As far as the price is concerned, in most cases, a separate transmitter consumes more power. And the price of a single transceiver is much lower than that of a transmitter plus a receiver.Using a common frequency generation/tuning scheme, power supply and other components, it costs less to manufacture a transceiver than a separate transmitter and receiver.As to how to choose from them, the answer depends on your application.

Conclusion

You may find many transmitters in you life, like the TV remote control. Although transceiver is not commonly noticed around you, it is actually commonly applied to many places. We can say that it is invisible but versatile. I sincerely hope that this article will help you understand the difference: transceiver vs transmitter, only then, can you use them in the right way.

Which One to Choose? Fiber or Copper Patch Panel?

It seems that you haven’t figured out what a patch panel is. A patch panel is a mounted hardware assembly that contains ports used to connect and manage fiber or copper optic cables going in and out. Patch panels are also known as patch bays, patch fields or jack fields which are usually installed on enclosures or racks to simplify connections. If it breaks down, the entire system may fail. Patch panels can be assorted based on the number of ports they contain. They can be used in fiber and copper cabling systems. Here we have fiber and copper patch panels.

Fiber vs. Copper Patch Panel

Fiber patch panels require two ports for a pair of wires. One port is responsible for the transmitting end while the other looks after the receiving end. The fact that fiber patch panels tend to be faster than copper does not make sense in the condition where the main function of a patch panel is to direct signal traffic, not to send the signal at a particular speed. When installing the panel, a fiber optical cable needs to be split at one end in order to gain access to the individual fibers. The separated fibers are fed into different ports, each of which has a fiber optical adapter. These adapters can then be used to plug individual fibers into other devices. The loss caused by interface may be noticeable. Besides, if the fiber interface doesn’t connect perfectly, you may not get it work successfully.

Copper patch panels have the 110-insulation displacement connector style on one side and 8-pin modular ports on the other. Wires coming into the panel are therefore terminated to the insulation displacement connector. On the opposite side, the 8-pin modular connector plugs into the port which corresponds to the terminated wires. With the copper patch panel, each pair of wires has an independent port. And when the front copper touches the copper in the back, a little bit of the signal is lost but not enough to worry about. And copper is easy to interface- even if the connector doesn’t match perfectly, as long as wire A touches wire B, you get a connection.

Fiber and Copper Patch Panels Provided by FS.COM

1U High 19″ fiber patch panel is easy to install for better deployment and expand your network for interconnection and cross-connection inside the rack mount and cabinet. It has 24 ports and is available with two adapter types: SC and LC duplex.

fiber patch panel

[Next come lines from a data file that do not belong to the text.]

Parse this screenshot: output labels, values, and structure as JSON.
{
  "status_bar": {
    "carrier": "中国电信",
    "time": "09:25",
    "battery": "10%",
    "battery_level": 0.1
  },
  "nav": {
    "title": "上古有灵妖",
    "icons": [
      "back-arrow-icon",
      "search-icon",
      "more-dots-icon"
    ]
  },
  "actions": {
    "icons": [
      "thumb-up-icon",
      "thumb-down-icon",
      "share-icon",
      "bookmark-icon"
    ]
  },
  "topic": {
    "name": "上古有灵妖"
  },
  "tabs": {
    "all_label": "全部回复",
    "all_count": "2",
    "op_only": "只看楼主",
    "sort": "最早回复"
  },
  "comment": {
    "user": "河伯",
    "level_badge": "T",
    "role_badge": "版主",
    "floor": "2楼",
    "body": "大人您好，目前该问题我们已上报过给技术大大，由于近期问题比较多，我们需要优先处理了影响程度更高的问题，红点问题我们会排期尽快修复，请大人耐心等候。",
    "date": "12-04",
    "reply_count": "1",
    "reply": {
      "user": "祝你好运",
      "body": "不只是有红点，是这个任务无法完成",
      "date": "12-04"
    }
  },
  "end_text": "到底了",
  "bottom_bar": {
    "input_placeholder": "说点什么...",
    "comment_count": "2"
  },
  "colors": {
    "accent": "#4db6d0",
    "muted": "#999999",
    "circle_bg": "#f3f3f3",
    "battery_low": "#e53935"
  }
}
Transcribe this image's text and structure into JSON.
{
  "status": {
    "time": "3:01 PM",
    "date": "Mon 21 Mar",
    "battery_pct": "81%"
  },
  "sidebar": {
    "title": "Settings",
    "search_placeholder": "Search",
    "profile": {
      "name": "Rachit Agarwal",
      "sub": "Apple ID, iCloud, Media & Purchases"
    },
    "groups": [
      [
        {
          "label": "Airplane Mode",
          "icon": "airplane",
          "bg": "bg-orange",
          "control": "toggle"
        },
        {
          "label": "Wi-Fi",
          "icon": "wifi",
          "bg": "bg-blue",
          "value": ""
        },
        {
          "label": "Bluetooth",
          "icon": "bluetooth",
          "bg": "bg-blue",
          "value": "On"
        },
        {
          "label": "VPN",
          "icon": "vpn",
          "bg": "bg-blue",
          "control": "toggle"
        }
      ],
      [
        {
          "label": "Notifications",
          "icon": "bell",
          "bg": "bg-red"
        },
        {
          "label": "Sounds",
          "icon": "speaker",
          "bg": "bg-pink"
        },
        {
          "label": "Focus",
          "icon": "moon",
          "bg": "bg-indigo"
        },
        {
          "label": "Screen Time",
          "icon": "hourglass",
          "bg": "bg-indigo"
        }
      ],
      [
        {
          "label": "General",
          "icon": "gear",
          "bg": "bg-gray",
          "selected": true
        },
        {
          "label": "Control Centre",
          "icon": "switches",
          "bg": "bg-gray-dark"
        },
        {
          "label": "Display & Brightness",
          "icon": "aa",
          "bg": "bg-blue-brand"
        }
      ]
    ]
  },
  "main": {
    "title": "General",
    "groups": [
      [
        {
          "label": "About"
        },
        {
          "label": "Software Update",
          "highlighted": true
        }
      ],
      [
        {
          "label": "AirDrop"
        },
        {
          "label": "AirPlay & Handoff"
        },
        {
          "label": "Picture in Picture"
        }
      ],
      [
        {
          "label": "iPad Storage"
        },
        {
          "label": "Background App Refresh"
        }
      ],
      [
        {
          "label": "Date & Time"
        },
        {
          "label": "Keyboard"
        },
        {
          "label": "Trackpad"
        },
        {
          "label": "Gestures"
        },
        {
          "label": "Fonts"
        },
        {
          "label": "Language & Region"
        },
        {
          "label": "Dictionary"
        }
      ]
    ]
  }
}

Cat6 patch panels deliver a steady 250 MHz connection to copper Gigabit switches, ideal for Ethernet, Fast Ethernet and Copper Gigabit Ethernet (1000Base-T) network applications. They are available in 6-port and 8-port module groupings, in 8, 12, 24, and 48-port sizes. The cat6 patch panel provided by FS.COM contains user-friendly number coding and removable rear cable manager which is conducive to uninstall and install. Ordered number coding enables it easy to install and distinct cable. In addition, management bar and numbers are easy for cabling neat, organized and connection identification.

copper patch panel

Conclusion

It is not easy to tell which fiber patch panel is better unless in a given situation. The copper and fiber patch panel both have their own advantages and shortcomings when applied to different systems. FS.COM also provides many kinds of patch panels, each representing a cost-effective solution for your application. And they can adapt to your changes and adds on the equipment.